night of my arrival at NTC, San Diego, is one of those an
enlisted men never forgets. After lining up outside the bus,
assigned numbers and shouted at, we were shuffled into a barracks
for a night of constant interruptions. One group that arrived
included one character looking as though he just walked out
of Haight/Ashbury with the longest red hair I had ever seen
in my life. Amongst all his gear he carried a guitar. Boy,
did the drill instructors get on his case! The poor chap probably
thought this was going to summer camp! Sorry, this is the
United States Navy. The guitar quickly went home.
morning, we were all put into units of about young 100 men
ranging from 18 year old youngsters right out of high school,
like myself, to 20 year old Jr. College graduates. We had
our own barracks and flag (333). I was proud. I made the mistake
of opening my darn mouth and told the guys that my father's
company painted all of these buildings. Very unpopular thing
one run-in though. We worked with old Springfield rifles and
one night while we were doing jumping jacks with the rifles
our DI (Drill Instructor) abruptly stopped us. I was so glad
he did because, along with my compatriots, I was on the verge
out the huge fellow directly behind had stopped on his own.
That's a no, no in the military. You don't stop or start unless
told to do so. What the DI said next was tantamount to a death
sentence for me. He told this fellow "look, why'd you
stop? You don't stop! You got a problem with that? Look, Trottier

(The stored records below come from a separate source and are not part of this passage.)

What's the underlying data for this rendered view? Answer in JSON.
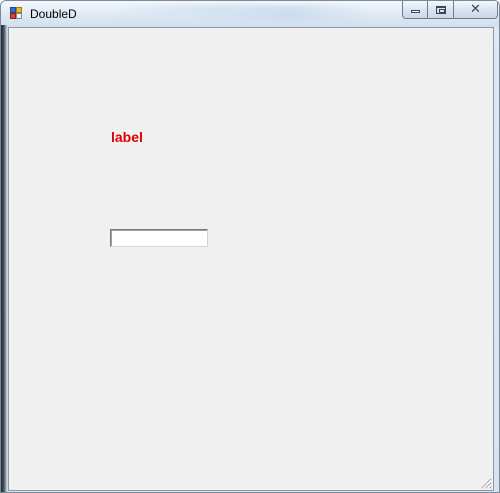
{
  "window": {
    "title": "DoubleD",
    "icon": "app-icon",
    "caption_buttons": {
      "minimize": "minimize-icon",
      "maximize": "maximize-icon",
      "close": "close-icon",
      "close_glyph": "✕"
    }
  },
  "form": {
    "label_text": "label",
    "label_color": "#e00000",
    "textbox_value": "",
    "background_color": "#f0f0f0"
  }
}
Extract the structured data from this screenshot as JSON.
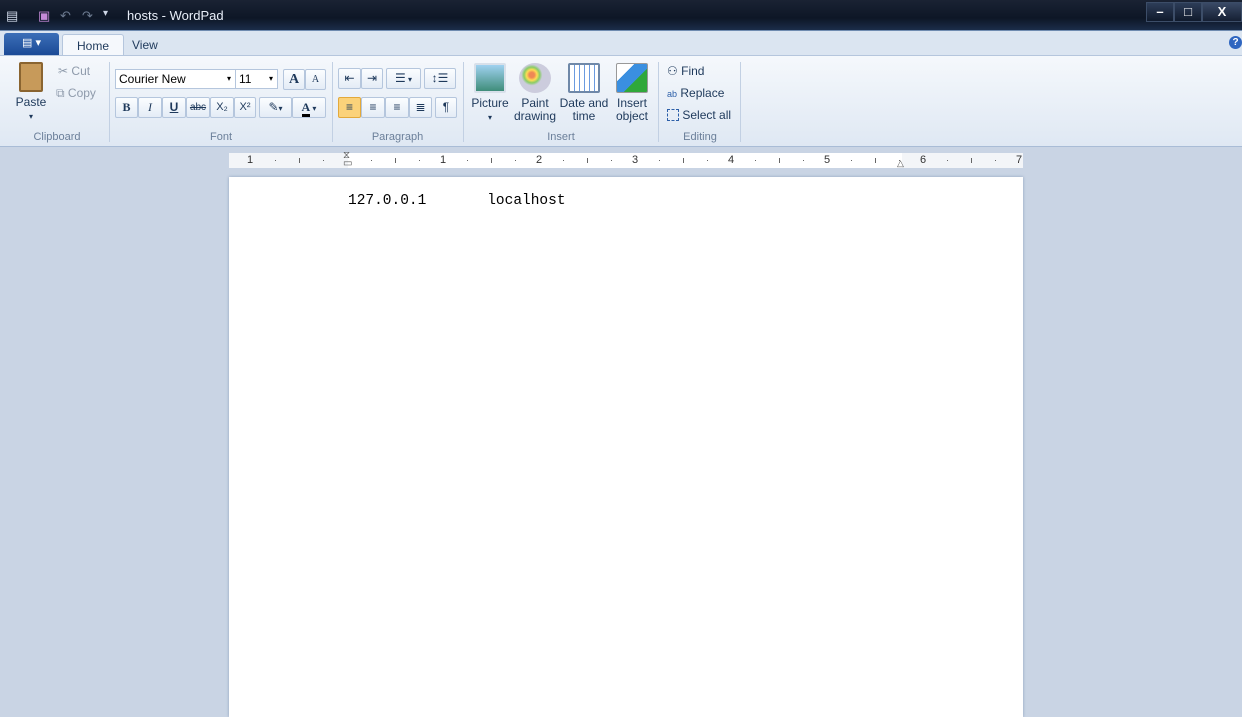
{
  "window": {
    "title": "hosts - WordPad",
    "minimize": "–",
    "maximize": "□",
    "close": "X"
  },
  "tabs": [
    {
      "label": "Home",
      "active": true
    },
    {
      "label": "View",
      "active": false
    }
  ],
  "clipboard": {
    "paste": "Paste",
    "cut": "Cut",
    "copy": "Copy",
    "label": "Clipboard"
  },
  "font": {
    "family": "Courier New",
    "size": "11",
    "grow": "A",
    "shrink": "A",
    "bold": "B",
    "italic": "I",
    "underline": "U",
    "strike": "abc",
    "subscript": "X₂",
    "superscript": "X²",
    "color_label": "A",
    "label": "Font"
  },
  "paragraph": {
    "label": "Paragraph"
  },
  "insert": {
    "picture": "Picture",
    "paint": "Paint drawing",
    "datetime": "Date and time",
    "object": "Insert object",
    "label": "Insert"
  },
  "editing": {
    "find": "Find",
    "replace": "Replace",
    "select_all": "Select all",
    "label": "Editing"
  },
  "ruler": {
    "labels": [
      "1",
      "1",
      "2",
      "3",
      "4",
      "5",
      "6",
      "7"
    ]
  },
  "document": {
    "text": "127.0.0.1       localhost"
  },
  "colors": {
    "accent": "#1b4a96",
    "ribbon": "#dfe8f3",
    "font_color": "#000000",
    "active_align": "#fbd27a"
  }
}
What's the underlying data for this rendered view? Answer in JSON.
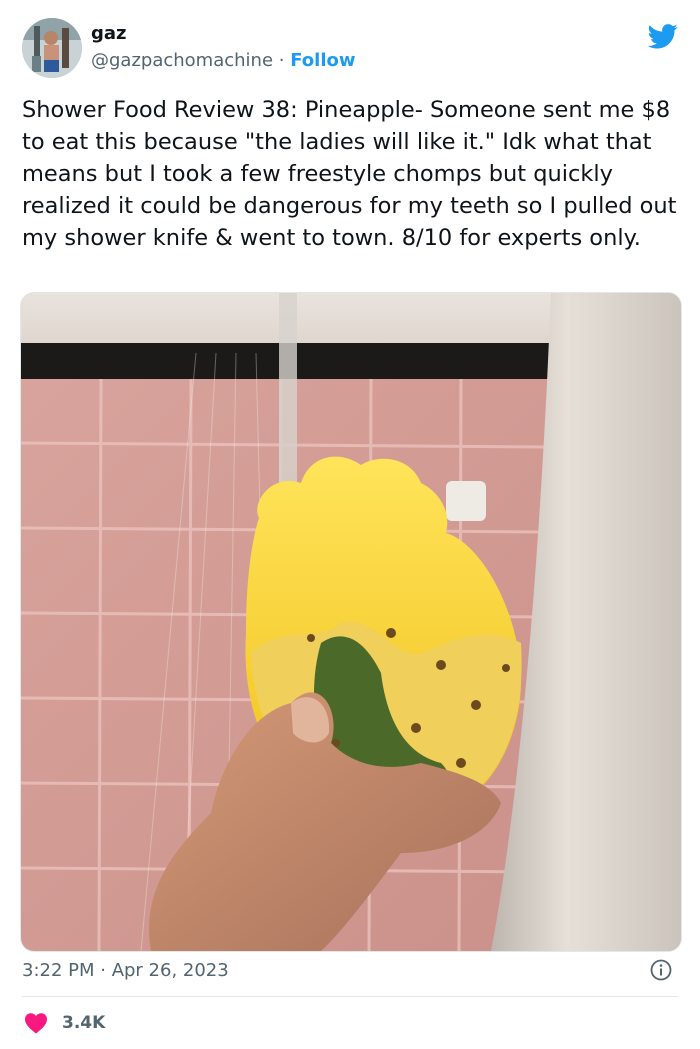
{
  "author": {
    "name": "gaz",
    "handle": "@gazpachomachine",
    "separator": "·",
    "follow_label": "Follow"
  },
  "tweet": {
    "text": "Shower Food Review 38: Pineapple- Someone sent me $8 to eat this because \"the ladies will like it.\" Idk what that means but I took a few freestyle chomps but quickly realized it could be dangerous for my teeth so I pulled out my shower knife & went to town. 8/10 for experts only.",
    "timestamp": "3:22 PM · Apr 26, 2023",
    "likes": "3.4K"
  },
  "icons": {
    "brand": "twitter-bird-icon",
    "info": "info-icon",
    "like": "heart-icon"
  },
  "colors": {
    "accent": "#1d9bf0",
    "like": "#f91880",
    "secondary_text": "#536471"
  }
}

here, is half your size but twice the man!"
That did it. This guy wanted to kill me! And he tried that
very evening while we were in the showers. Thank goodness
there were plenty of other men there to pull him off of me.
I got hurt but we didn't dare tell the DI as we'd all get
into trouble. All of the other fellows kept an eye on him
and me after that to make sure he didn't try anything again.
I can guess he was humiliated by the DI's comment, as true
as it was!
delight of my fellow recruits I was soon demoted and the Instructors
put another, older and less 'gung ho' recruit in charge. Although
he was still learning the ways of the military along with
the rest of them, he was very good at managing and directing
people; a mature skill I had yet to develop.